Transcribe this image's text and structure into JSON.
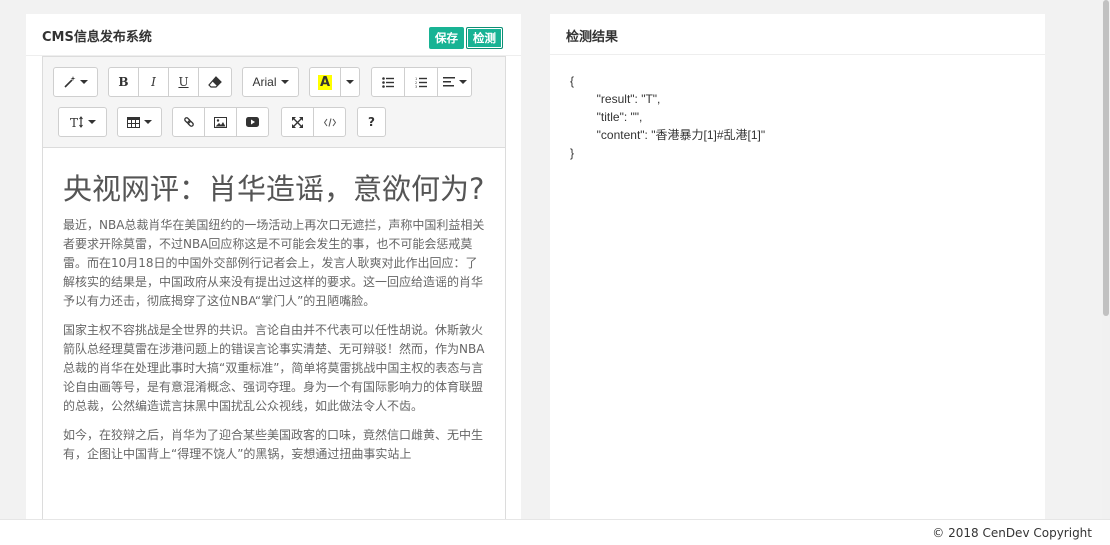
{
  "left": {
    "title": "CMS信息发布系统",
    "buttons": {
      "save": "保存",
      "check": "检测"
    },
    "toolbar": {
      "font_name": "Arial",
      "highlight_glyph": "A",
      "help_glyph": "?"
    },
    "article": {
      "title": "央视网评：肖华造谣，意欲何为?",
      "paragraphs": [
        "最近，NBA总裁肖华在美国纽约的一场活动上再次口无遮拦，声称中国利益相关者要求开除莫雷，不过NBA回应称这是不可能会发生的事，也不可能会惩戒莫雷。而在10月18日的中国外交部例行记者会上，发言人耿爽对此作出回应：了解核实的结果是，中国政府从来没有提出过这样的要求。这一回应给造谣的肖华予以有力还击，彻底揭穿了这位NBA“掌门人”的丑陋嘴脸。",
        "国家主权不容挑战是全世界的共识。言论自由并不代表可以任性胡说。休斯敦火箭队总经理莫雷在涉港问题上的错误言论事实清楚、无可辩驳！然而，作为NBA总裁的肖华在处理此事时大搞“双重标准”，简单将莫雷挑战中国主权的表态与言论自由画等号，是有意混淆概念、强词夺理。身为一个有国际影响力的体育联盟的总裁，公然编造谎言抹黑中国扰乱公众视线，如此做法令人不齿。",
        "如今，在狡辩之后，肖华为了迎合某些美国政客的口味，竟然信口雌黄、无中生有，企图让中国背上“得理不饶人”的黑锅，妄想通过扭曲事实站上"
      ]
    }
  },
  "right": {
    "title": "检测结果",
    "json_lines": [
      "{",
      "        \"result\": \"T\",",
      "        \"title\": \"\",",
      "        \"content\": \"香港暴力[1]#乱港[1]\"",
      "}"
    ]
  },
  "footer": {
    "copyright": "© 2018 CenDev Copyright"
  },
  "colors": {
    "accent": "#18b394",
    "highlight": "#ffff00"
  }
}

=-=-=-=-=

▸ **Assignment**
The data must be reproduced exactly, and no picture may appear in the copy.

▸ **Answer space**
Transcribe this image's text and structure into JSON.
{
  "left": {
    "title": "CMS信息发布系统",
    "buttons": {
      "save": "保存",
      "check": "检测"
    },
    "toolbar": {
      "font_name": "Arial",
      "highlight_glyph": "A",
      "help_glyph": "?"
    },
    "article": {
      "title": "央视网评：肖华造谣，意欲何为?",
      "paragraphs": [
        "最近，NBA总裁肖华在美国纽约的一场活动上再次口无遮拦，声称中国利益相关者要求开除莫雷，不过NBA回应称这是不可能会发生的事，也不可能会惩戒莫雷。而在10月18日的中国外交部例行记者会上，发言人耿爽对此作出回应：了解核实的结果是，中国政府从来没有提出过这样的要求。这一回应给造谣的肖华予以有力还击，彻底揭穿了这位NBA“掌门人”的丑陋嘴脸。",
        "国家主权不容挑战是全世界的共识。言论自由并不代表可以任性胡说。休斯敦火箭队总经理莫雷在涉港问题上的错误言论事实清楚、无可辩驳！然而，作为NBA总裁的肖华在处理此事时大搞“双重标准”，简单将莫雷挑战中国主权的表态与言论自由画等号，是有意混淆概念、强词夺理。身为一个有国际影响力的体育联盟的总裁，公然编造谎言抹黑中国扰乱公众视线，如此做法令人不齿。",
        "如今，在狡辩之后，肖华为了迎合某些美国政客的口味，竟然信口雌黄、无中生有，企图让中国背上“得理不饶人”的黑锅，妄想通过扭曲事实站上"
      ]
    }
  },
  "right": {
    "title": "检测结果",
    "json_lines": [
      "{",
      "        \"result\": \"T\",",
      "        \"title\": \"\",",
      "        \"content\": \"香港暴力[1]#乱港[1]\"",
      "}"
    ]
  },
  "footer": {
    "copyright": "© 2018 CenDev Copyright"
  },
  "colors": {
    "accent": "#18b394",
    "highlight": "#ffff00"
  }
}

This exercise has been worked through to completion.